The challenge of designing effective performance measurement and incentives is a general one in economic settings where behavior and outcomes are not easily observable. These issues are particularly prominent in education where, over the last two decades, test-based accountability systems for schools and students have proliferated. In this study, we present evidence that the design and decentralized, school-based scoring of New York's high-stakes Regents Examinations have led to pervasive manipulation of student test scores that are just below performance thresholds. Specifically, we document statistically significant discontinuities in the distributions of subject-specific Regent scores that align with the cut scores used to determine both student eligibility to graduate and school accountability. Our results suggest that roughly 3 to 5 percent of the exam scores that qualified for a high school diploma actually had performance below the state requirements. Using multiple sources of data, we present evidence that score manipulation is driven by local teachers' desire to help their students avoid sanctions associated with failure to meet exam standards, not the recent creation of school accountability systems. We also provide some evidence that variation in the extent of manipulation across schools tends to favor traditionally disadvantaged student groups.

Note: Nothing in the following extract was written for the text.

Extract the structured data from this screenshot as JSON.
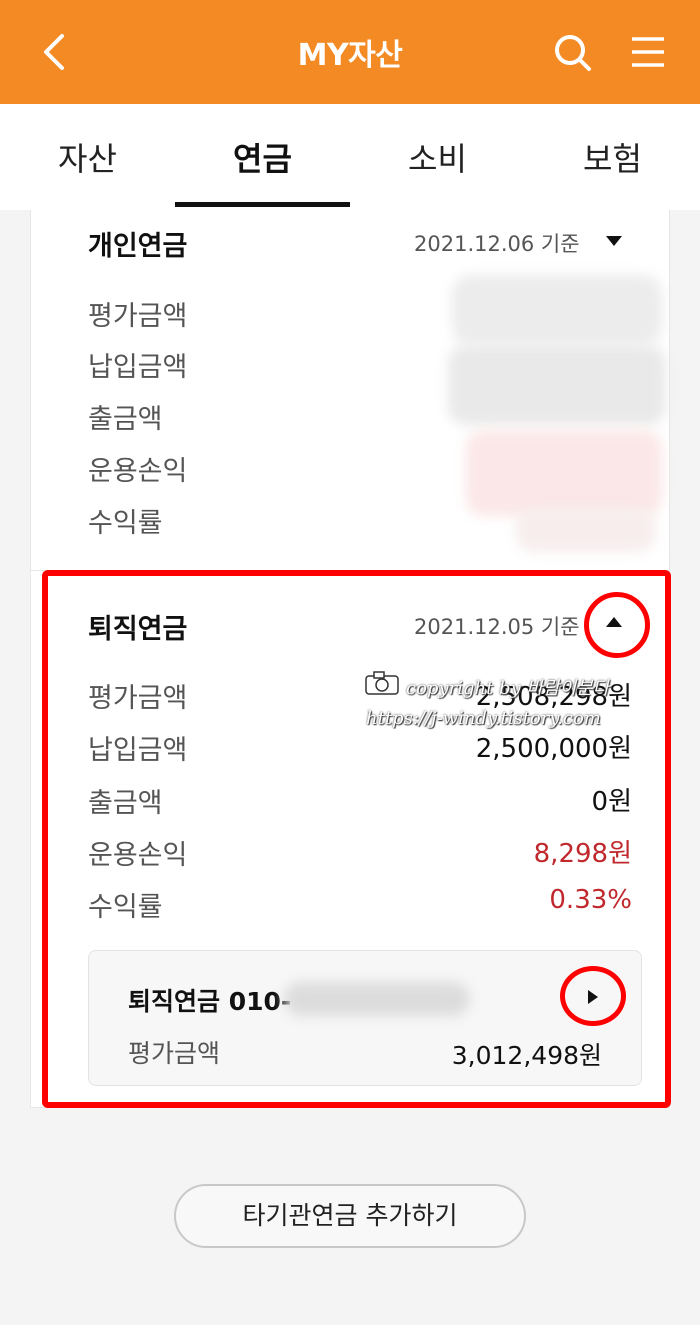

We would like to thank Tom McGinty and Barbara Martinez of the Wall Street Journal for bringing this issue to our attention and providing us with some of the data used in this analysis. We would also like to thank Don Boyd, Jim Wyckoff, personnel at the New York City Department of Education and New York State Education Department, and seminar participants at Northwestern University’s Institute for Policy Research and the Massachusetts Institute of Technology for helpful discussions and comments. Sean Tom provided outstanding research assistance. All errors are our own.